5.) What do you think would have happened if, upon her return to Rochester, Jane had found Rochester's first wife, Bertha, to be still alive?

I think that Jane would not have agreed to Rochester's original proposal.  However I imagine she might have worked with Rochester to find a way around the existence of Bertha as an impediment to their marriage.

6.) By the end of the novel, how has Rochester changed? 

The most important change is his realization, shared by Jane, that he can live a better life through the fulfillment of loving and living for another person.  I think that in doing this he has overcome his spiritual blindness;  this happy event is underscored by the partial recovery of his physical sight.

7.) How satisfied are you with the ending of this novel?

The book is one I have read and reread with increasing enjoyment.  I admire Jane's character and enjoy the literary quality of Charlotte's creation.  Once again, I am as satisfied as Jane and Rochester are happy.  
They have become fulfilled with their life together and with a son who has inherited Rochester's brilliant black eyes.  The reward for Jane's perseverance and the redemption of Rochester are all one could ask for.


Brian Joseph said...

Hi James - I agree, this is a novel that needed a happy ending.

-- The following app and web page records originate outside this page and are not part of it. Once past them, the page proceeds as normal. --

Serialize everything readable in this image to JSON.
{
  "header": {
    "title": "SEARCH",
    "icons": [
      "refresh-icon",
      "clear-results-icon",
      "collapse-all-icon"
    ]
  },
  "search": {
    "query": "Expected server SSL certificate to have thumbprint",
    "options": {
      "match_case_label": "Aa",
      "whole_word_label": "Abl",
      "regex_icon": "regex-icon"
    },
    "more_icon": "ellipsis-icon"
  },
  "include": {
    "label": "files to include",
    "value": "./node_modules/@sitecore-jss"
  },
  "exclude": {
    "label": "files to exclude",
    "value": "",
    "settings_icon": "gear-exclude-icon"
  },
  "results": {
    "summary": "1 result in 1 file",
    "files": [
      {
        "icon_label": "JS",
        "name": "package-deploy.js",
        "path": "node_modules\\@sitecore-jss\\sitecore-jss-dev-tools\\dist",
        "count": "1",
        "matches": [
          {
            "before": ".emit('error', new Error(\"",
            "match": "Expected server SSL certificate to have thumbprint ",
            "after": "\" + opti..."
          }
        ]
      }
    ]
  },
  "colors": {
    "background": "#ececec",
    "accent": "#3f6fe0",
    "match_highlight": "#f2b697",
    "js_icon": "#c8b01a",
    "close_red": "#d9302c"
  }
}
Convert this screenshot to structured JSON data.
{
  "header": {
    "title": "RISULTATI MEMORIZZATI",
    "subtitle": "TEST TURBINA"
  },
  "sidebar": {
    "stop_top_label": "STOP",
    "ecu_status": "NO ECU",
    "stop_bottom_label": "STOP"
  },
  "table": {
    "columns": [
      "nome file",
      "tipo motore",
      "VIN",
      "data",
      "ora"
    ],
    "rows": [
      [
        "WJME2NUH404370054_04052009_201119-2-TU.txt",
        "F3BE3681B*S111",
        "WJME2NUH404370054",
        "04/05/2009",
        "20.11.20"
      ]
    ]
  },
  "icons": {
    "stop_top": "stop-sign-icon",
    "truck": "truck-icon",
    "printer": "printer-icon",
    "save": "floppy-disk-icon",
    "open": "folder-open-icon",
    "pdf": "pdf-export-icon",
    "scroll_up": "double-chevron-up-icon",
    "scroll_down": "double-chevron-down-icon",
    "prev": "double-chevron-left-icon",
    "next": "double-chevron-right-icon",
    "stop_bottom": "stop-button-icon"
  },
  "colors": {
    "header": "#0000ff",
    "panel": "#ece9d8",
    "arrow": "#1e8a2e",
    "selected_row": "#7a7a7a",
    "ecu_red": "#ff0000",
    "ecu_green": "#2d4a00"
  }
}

Though Rochester has paid a price, he does seem to have found fulfillment.

James said...


Thanks for your comment. I hope you enjoyed the read as much as I did. Like other great novels it gets better every time.
Your insights along the way added immensely to my reading pleasure.

Maria Behar said...

Great, insightful answers, James!

I really like your observation about Rivers's unquestioning belief in the rightness of his motives and actions. You're right -- a true Christian would be more objective, since Christianity emphasizes that no one is perfect.

I, too, found it surprising that someone of Jane's strong personality would almost accept Rivers's proposal. I can see how you would have found this disappointing. It almost seems to be a flaw in the novel. I think it was partly because Jane had despaired of ever being able to marry Rochester, so she decided to "settle".

I LOVE your answer to question #6! Yes, Rochester has come to realize how futile it is to simply pursue pleasure, and be able to control the people around you. And your observation about his spiritual blindness being underscored by his physical blindness is definitely true.

As you know, I have mixed feelings about the ending. Of course, I'm VERY happy that Jane and Rochester were finally able to marry, and have been very happy together for 10 years. Jane hints that they have at least two children when she mentions "his firstborn" being put into Rochester's arms. All well and good, but I find it very sad that Rochester was so severely injured....I would love to ask Ms. Bronte if that was really necessary. I don't believe it was. So, for me, the ending is a bittersweet one. Still, I do find it romantic!

Thanks so much for participating in this read-along! I'm really looking forward to your review!! :)

James said...


Thanks for your comments. They have enhanced my understanding of the novel. I will have to consider further your dismay at the severity of Rochester's injuries. I am not sure what to make of this and find your view to be both understandable and potentially appealing.